Terri Jenkins:  The strawberries.  [Laughs]

Emily Lewis:  [Laughs]

Lea Alcantara:  Oh. 

Lea Alcantara:  What’s your favorite website for fun?

Terri Jenkins:  Oh, Instagram. 

Emily Lewis:  What’s the last thing you read?

Terri Jenkins:  I read Living With Intent by Mallika Chopra. 

Lea Alcantara:  What’s the best piece of professional advice you’ve ever received?

Terri Jenkins:  Listen to your gut.  If you’re feeling apprehensive about something, you need to think about it.

Emily Lewis:  And what’s the worst piece of professional advice you’ve received?

Terri Jenkins:  Don’t worry about it, take the leap.  [Laughs]

Emily Lewis:  [Laughs]

Lea Alcantara:  [Laughs]

Emily Lewis:  It’s true. 

Lea Alcantara:  What’s your favorite color?

Terri Jenkins:  Blue.

Emily Lewis:  If you could take us to one restaurant in your town, where would we go?

Terri Jenkins:  We would go to the Bouldin Creek CafĂ©.  It’s a funky, hippie, vegan place with wonderful food.

Lea Alcantara:  What’s your favorite board game?

Terri Jenkins:  Oh, gosh, Trivial Pursuit.

Emily Lewis:  [Laughs]

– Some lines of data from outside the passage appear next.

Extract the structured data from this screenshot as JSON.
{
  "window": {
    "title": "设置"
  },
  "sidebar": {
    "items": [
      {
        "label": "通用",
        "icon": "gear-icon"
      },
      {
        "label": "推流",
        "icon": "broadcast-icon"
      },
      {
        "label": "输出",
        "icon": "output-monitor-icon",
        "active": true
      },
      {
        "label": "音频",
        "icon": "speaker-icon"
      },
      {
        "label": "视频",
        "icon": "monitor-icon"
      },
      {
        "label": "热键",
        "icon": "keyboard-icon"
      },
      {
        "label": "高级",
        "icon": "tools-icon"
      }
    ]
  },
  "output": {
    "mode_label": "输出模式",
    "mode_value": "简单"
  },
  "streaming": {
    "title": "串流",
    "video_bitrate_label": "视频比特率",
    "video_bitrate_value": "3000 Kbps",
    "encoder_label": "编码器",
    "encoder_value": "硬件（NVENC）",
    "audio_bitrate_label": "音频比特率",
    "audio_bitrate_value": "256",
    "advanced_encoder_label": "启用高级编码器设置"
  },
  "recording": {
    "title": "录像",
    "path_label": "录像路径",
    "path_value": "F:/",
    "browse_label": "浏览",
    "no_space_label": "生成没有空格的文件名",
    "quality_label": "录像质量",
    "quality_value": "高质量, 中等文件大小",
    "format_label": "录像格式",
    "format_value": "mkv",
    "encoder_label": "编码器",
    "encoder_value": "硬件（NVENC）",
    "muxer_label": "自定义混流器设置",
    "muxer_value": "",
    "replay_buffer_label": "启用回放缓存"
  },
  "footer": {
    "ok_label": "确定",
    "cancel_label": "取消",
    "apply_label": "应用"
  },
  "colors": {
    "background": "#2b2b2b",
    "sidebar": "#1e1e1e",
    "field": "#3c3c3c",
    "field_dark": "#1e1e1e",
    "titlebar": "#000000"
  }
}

Terri Jenkins:  My head is full of all kinds of useless knowledge.  [Laughs]

Emily Lewis:  [Laughs]  All right, last question, Hulu or Netflix?

Terri Jenkins:  Netflix most definitely. 

Emily Lewis:  [Laughs]

Terri Jenkins:  I hate commercials and Hulu makes me watch damn commercials.

Emily Lewis:  Yeah.  [Laughs]

Lea Alcantara:  [Laughs]

Terri Jenkins:  [Laughs]

Emily Lewis:  Truth. 

Terri Jenkins:  How is that for a marketer?  I hate commercials.  [Laughs]

Emily Lewis:  [Laughs]

Lea Alcantara:  So that’s all the time we have for today.  Thanks for joining the show. 

Terri Jenkins:  Thank you so very much!  I really enjoyed it!  You guys are great! 

Emily Lewis:  Oh.  In case our listeners want to follow up with you, Terri, where can they find you online?

Terri Jenkins:  You can find me at clearblueskydigital.com.  You can find me at Terri Jenkins on Facebook, Twitter and Instagram.  It’s just my name, Terri Jenkins.

[Music starts]

Emily Lewis:  Great.  Thanks again, Terri, this was a fantastic conversation! 

Terri Jenkins:  Thank you!  I appreciate it.

Lea Alcantara:  CTRL+CLICK is produced by Bright Umbrella, a web services agency obsessed with happy clients.  Today’s podcast would not be possible without the support of this episode’s sponsor!  Many thanks to Foster Made!

Emily Lewis:  We’d also like to thank our hosting partner: Arcustech.

Lea Alcantara:  And thanks to our listeners for tuning in!  If you want to know more about CTRL+CLICK, make sure you follow us on Twitter @ctrlclickcast or visit our website, ctrlclickcast.com.  And if you liked this episode, please give us a review on iTunes, Stitcher or both!  Links are in our show notes and on our site. 

Emily Lewis:  Don’t forget to tune in to our next episode when Lea and I concludes our Demystifying the Web series.  We’ll be tackling how to demystify content management systems for clients.  Be sure to check out ctrlclickcast.com/schedule for more upcoming topics.

Lea Alcantara:  This is Lea Alcantara …

Emily Lewis:  And Emily Lewis …

Lea Alcantara:  Signing off for CTRL+CLICK CAST.  See you next time!

Emily Lewis:  Cheers! 

[Music stops]

Timestamp: 01:00:47